#### Task to carry out
Filter the lines below, keeping each one that holds "name".

#### Records supplied

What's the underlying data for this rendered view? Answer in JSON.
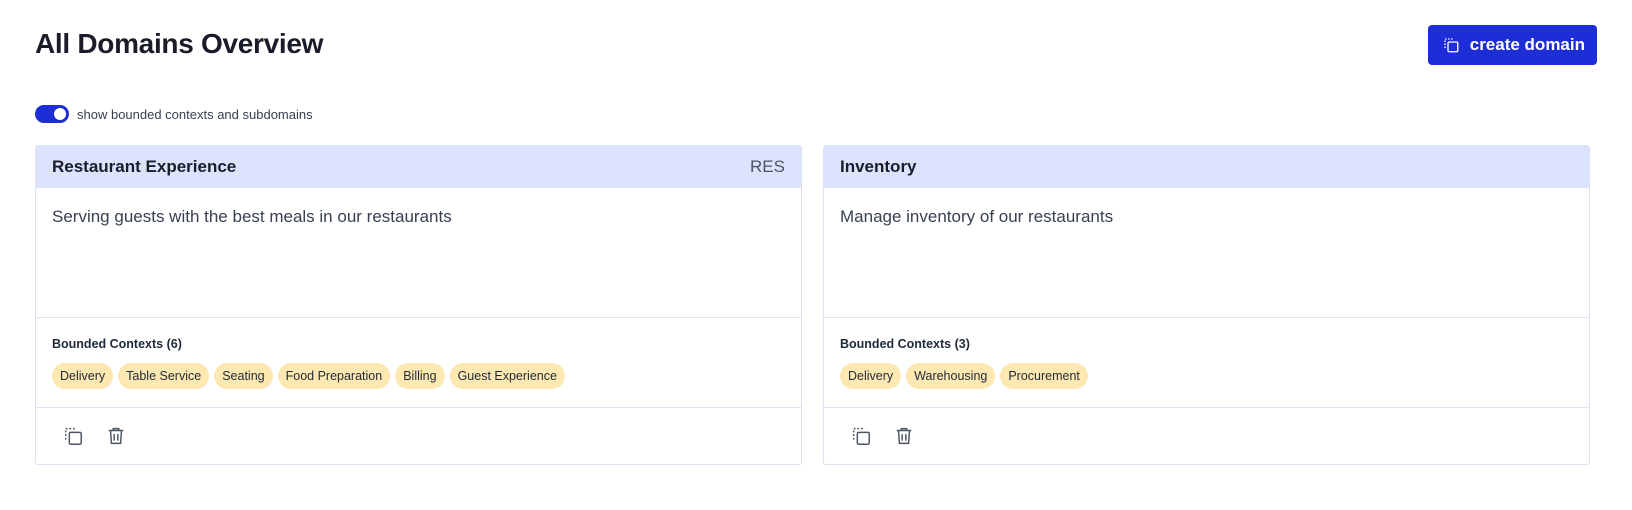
{
  "header": {
    "title": "All Domains Overview",
    "create_button_label": "create domain",
    "create_button_icon": "copy-icon"
  },
  "toggle": {
    "label": "show bounded contexts and subdomains",
    "checked": true
  },
  "colors": {
    "accent": "#1d2ed6",
    "card_header_bg": "#dde3fd",
    "chip_bg": "#fde8b2"
  },
  "domains": [
    {
      "name": "Restaurant Experience",
      "abbreviation": "RES",
      "description": "Serving guests with the best meals in our restaurants",
      "contexts_title": "Bounded Contexts (6)",
      "contexts": [
        "Delivery",
        "Table Service",
        "Seating",
        "Food Preparation",
        "Billing",
        "Guest Experience"
      ],
      "actions": [
        "copy-icon",
        "trash-icon"
      ]
    },
    {
      "name": "Inventory",
      "abbreviation": "",
      "description": "Manage inventory of our restaurants",
      "contexts_title": "Bounded Contexts (3)",
      "contexts": [
        "Delivery",
        "Warehousing",
        "Procurement"
      ],
      "actions": [
        "copy-icon",
        "trash-icon"
      ]
    }
  ]
}
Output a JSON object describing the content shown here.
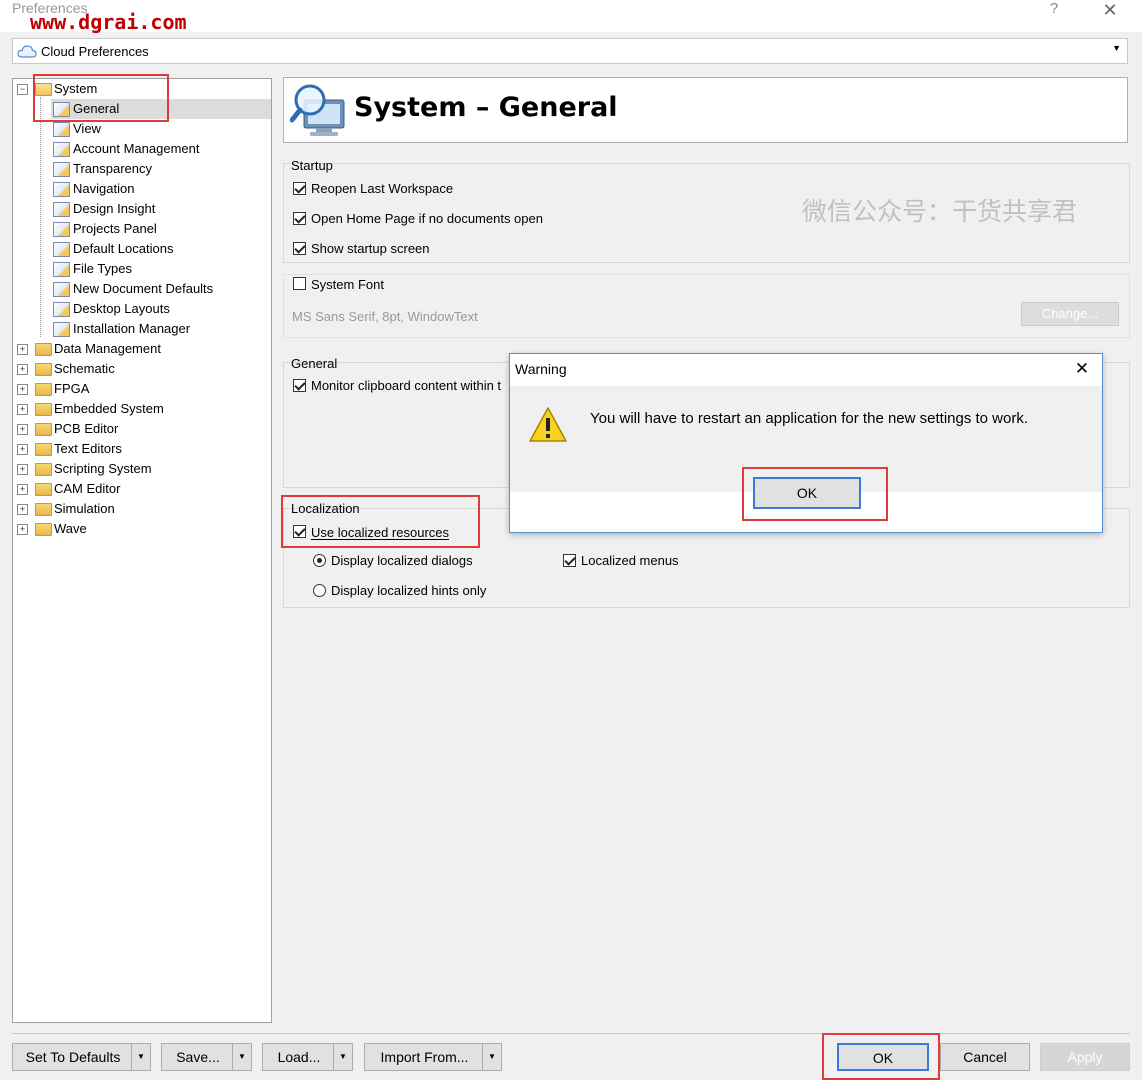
{
  "window": {
    "title": "Preferences",
    "help": "?",
    "close": "✕"
  },
  "watermark_url": "www.dgrai.com",
  "watermark_cn": "微信公众号：干货共享君",
  "cloud": {
    "label": "Cloud Preferences",
    "arrow": "▼",
    "icon": "cloud-icon"
  },
  "tree": {
    "system": "System",
    "children": [
      "General",
      "View",
      "Account Management",
      "Transparency",
      "Navigation",
      "Design Insight",
      "Projects Panel",
      "Default Locations",
      "File Types",
      "New Document Defaults",
      "Desktop Layouts",
      "Installation Manager"
    ],
    "roots": [
      "Data Management",
      "Schematic",
      "FPGA",
      "Embedded System",
      "PCB Editor",
      "Text Editors",
      "Scripting System",
      "CAM Editor",
      "Simulation",
      "Wave"
    ],
    "expanded_sign": "−",
    "collapsed_sign": "+"
  },
  "header": {
    "title": "System – General",
    "icon": "monitor-magnifier-icon"
  },
  "startup": {
    "title": "Startup",
    "options": [
      {
        "label": "Reopen Last Workspace",
        "checked": true
      },
      {
        "label": "Open Home Page if no documents open",
        "checked": true
      },
      {
        "label": "Show startup screen",
        "checked": true
      }
    ]
  },
  "system_font": {
    "label": "System Font",
    "checked": false,
    "value": "MS Sans Serif, 8pt, WindowText",
    "change": "Change..."
  },
  "general": {
    "title": "General",
    "monitor_label": "Monitor clipboard content within t",
    "checked": true
  },
  "localization": {
    "title": "Localization",
    "use_label": "Use localized resources",
    "use_checked": true,
    "dialogs_label": "Display localized dialogs",
    "hints_label": "Display localized hints only",
    "menus_label": "Localized menus",
    "menus_checked": true,
    "selected_radio": "dialogs"
  },
  "dialog": {
    "title": "Warning",
    "close": "✕",
    "message": "You will have to restart an application for the new settings to work.",
    "ok": "OK",
    "icon": "warning-icon"
  },
  "bottom": {
    "set_defaults": "Set To Defaults",
    "save": "Save...",
    "load": "Load...",
    "import": "Import From...",
    "ok": "OK",
    "cancel": "Cancel",
    "apply": "Apply",
    "drop": "▼"
  },
  "colors": {
    "highlight": "#e03a3a",
    "accent": "#3b7ad8",
    "watermark_red": "#c00000"
  }
}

#### Answer to this task
      "name": "Restaurant Experience",
      "name": "Inventory",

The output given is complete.